The incentives could include low-interest-rate loans or discounts on stamp duty if a home is upgraded soon after being sold.

David Joffe, the committee’s head of carbon budgets, said that it was best to target properties being sold because they were often upgraded at that time anyway. “The least efficient properties are the ones that give the greatest problem to people living in them, in terms of being cold and damp,” he said. “It’s not just about energy cost and emissions.”

Improvements could cost between £300 for loft insulation to £14,000 for external wall insulation for homes built without cavity walls.

The report was also critical of homebuilders, accusing them of doing only the bare minimum to make new homes energy efficient.

Lord Deben, the committee’s chairman, called on housebuilders to publish the costs of heating and lighting homes as they were built.

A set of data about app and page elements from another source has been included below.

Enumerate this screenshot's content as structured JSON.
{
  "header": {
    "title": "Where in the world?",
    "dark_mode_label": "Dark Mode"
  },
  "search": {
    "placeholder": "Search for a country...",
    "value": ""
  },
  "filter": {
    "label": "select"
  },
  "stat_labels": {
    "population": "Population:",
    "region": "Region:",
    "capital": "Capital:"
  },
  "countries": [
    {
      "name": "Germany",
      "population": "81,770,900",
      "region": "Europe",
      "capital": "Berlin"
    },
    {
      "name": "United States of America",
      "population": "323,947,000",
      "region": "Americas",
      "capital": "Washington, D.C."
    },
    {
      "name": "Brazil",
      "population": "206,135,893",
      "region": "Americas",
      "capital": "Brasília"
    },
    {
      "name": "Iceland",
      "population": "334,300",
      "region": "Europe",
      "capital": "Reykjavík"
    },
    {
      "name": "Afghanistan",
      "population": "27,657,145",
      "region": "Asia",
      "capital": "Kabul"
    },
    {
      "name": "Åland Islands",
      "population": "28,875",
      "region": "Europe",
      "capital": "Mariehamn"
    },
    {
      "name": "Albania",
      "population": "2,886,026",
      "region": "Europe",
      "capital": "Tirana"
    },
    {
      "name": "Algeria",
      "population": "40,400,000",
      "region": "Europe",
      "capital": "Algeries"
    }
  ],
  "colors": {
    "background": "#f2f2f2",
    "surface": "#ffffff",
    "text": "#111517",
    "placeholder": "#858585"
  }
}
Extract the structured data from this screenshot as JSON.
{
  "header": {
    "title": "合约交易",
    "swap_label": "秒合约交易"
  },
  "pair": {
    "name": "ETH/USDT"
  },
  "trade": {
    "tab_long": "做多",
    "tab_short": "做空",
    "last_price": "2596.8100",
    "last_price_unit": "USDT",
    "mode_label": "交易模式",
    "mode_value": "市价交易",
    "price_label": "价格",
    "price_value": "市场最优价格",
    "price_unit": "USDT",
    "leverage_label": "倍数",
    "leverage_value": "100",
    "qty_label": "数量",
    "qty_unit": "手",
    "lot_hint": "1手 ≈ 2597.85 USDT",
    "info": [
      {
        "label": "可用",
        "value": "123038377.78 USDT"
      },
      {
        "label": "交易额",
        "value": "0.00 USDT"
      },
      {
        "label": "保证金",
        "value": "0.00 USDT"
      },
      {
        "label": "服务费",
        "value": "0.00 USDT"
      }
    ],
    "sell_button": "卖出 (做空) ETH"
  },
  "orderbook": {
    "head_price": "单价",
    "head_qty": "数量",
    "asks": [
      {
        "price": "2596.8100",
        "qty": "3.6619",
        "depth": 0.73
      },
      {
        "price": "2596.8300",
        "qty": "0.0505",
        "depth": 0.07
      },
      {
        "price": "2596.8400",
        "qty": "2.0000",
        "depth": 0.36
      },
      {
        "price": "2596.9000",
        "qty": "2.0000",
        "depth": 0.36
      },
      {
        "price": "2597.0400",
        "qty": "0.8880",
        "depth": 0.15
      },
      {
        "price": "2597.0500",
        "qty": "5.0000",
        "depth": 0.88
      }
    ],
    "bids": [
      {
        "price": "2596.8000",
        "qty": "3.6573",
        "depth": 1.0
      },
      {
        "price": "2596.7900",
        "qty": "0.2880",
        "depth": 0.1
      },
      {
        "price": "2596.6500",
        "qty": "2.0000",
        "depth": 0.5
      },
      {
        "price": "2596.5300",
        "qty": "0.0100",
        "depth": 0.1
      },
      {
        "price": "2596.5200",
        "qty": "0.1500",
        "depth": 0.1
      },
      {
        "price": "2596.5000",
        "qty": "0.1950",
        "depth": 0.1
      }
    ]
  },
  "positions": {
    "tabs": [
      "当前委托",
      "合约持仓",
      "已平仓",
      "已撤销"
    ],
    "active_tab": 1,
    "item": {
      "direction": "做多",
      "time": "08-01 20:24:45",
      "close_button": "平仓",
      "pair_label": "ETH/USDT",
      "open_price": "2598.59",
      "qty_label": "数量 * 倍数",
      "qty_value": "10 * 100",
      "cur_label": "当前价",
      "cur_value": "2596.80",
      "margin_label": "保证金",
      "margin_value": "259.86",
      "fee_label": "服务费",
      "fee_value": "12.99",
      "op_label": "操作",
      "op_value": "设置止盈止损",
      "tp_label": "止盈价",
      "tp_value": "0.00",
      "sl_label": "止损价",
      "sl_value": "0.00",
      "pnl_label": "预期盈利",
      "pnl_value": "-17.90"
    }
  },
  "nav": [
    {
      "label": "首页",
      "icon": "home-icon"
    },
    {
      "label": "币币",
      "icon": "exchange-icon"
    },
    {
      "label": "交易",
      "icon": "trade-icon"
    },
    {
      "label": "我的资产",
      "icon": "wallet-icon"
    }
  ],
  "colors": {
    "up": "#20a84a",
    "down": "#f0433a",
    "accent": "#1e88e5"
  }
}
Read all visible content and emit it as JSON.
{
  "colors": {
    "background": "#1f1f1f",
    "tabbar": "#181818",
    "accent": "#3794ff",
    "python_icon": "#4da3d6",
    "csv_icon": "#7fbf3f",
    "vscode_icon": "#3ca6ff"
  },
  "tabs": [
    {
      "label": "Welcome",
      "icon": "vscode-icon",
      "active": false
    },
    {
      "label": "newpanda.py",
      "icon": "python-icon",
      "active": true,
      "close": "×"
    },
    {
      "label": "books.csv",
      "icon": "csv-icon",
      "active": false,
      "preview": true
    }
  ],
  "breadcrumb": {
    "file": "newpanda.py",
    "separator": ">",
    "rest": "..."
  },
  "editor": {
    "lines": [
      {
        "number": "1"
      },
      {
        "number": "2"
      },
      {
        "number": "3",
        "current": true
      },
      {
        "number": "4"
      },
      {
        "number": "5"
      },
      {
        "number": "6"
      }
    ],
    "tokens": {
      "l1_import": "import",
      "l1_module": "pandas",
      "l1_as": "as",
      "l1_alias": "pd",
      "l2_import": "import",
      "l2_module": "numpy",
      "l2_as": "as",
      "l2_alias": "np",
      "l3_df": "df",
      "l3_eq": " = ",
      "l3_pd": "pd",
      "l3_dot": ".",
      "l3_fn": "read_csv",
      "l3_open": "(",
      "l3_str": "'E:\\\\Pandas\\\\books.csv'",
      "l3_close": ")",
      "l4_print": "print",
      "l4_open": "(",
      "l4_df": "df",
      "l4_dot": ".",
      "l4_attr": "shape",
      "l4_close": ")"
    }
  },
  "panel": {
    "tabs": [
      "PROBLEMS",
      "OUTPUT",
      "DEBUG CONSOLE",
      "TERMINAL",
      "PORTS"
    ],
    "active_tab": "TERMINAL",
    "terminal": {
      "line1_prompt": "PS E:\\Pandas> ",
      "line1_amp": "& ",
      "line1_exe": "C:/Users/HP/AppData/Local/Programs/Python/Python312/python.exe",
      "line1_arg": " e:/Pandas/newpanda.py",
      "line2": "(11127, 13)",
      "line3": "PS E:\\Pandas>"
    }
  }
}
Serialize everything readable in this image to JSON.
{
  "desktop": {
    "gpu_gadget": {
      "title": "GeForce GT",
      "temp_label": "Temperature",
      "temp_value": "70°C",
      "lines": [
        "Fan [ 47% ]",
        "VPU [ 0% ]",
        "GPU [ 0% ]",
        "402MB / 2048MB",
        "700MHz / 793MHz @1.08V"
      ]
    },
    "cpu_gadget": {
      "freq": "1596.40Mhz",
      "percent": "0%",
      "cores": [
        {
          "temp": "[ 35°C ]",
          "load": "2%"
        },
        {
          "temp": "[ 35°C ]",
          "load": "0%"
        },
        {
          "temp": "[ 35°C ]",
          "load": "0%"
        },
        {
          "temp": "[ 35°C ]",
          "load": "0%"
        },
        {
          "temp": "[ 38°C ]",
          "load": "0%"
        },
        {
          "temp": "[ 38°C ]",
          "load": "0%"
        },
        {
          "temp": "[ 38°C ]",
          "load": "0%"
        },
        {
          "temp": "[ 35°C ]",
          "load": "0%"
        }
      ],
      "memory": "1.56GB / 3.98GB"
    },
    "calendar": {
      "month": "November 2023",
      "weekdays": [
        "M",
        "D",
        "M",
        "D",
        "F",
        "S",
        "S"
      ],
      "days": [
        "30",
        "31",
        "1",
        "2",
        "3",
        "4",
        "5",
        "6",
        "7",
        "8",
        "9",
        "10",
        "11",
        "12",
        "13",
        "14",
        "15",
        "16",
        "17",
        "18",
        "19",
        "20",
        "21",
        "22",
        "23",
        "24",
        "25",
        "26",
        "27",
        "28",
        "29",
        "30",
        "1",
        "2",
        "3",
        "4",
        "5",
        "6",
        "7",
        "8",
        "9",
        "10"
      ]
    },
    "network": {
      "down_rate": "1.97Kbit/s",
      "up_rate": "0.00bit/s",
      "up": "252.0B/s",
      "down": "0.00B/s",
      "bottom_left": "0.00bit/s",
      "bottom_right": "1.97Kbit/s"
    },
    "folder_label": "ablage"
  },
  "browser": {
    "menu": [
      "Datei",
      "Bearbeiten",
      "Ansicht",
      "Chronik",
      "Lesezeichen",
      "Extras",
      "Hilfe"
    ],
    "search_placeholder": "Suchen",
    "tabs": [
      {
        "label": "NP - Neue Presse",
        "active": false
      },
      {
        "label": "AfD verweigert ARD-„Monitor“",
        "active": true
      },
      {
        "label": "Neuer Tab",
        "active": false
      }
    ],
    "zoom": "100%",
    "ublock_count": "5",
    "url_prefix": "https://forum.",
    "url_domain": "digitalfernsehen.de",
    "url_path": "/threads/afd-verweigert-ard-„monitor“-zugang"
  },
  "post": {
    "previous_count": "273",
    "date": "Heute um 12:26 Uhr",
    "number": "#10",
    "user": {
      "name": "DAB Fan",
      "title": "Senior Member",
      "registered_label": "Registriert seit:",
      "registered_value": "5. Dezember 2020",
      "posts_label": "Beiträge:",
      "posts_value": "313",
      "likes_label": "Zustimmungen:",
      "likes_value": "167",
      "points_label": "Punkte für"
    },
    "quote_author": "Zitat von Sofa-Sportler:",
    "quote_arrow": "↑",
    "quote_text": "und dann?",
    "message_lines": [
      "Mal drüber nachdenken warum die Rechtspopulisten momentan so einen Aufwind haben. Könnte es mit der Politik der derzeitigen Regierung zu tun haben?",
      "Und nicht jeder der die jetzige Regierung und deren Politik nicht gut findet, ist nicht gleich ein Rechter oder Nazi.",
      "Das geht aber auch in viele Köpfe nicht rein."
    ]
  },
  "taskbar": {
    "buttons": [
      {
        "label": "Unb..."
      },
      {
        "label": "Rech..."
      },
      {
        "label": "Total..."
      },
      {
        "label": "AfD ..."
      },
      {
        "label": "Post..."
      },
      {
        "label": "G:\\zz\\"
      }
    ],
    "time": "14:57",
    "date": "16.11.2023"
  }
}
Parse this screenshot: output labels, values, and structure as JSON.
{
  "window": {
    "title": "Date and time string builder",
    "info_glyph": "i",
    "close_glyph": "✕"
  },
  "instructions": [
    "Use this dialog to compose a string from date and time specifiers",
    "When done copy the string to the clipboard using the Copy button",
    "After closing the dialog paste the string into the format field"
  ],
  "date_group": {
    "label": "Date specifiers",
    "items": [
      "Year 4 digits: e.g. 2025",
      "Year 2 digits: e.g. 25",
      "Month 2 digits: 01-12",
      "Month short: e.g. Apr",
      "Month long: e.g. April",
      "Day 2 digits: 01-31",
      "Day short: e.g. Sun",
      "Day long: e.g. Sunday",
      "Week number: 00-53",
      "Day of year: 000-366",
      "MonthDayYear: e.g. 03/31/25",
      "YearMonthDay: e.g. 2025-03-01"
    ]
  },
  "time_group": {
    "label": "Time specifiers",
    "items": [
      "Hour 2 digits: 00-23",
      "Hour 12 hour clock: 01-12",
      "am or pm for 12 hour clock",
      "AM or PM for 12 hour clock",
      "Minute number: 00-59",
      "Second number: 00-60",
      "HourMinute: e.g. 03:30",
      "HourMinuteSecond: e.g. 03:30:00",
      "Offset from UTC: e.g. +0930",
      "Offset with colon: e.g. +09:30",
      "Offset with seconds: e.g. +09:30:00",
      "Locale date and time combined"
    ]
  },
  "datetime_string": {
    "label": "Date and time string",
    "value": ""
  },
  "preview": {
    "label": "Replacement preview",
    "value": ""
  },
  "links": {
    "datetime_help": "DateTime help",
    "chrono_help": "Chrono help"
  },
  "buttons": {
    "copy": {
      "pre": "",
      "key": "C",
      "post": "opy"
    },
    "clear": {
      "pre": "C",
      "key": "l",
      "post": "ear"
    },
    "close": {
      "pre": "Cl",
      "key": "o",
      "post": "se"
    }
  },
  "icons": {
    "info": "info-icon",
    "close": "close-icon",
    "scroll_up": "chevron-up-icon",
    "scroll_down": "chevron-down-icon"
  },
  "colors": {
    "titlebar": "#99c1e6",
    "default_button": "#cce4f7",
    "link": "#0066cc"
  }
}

He also criticised Jeff Fairburn, chief executive of Persimmon, over his expected bonus. “If Persimmon had spent the £112 million it has given to its chief executive on the 18,000 houses that it has built this last year it could have saved very significantly the energy bills of everybody who bought a house and contributed significantly to the reduction in our emissions,” he said.

The committee also urged the Government to plan 55 million trees by 2025 in a bid to suck carbon out of the atmosphere and reduce the risk of flooding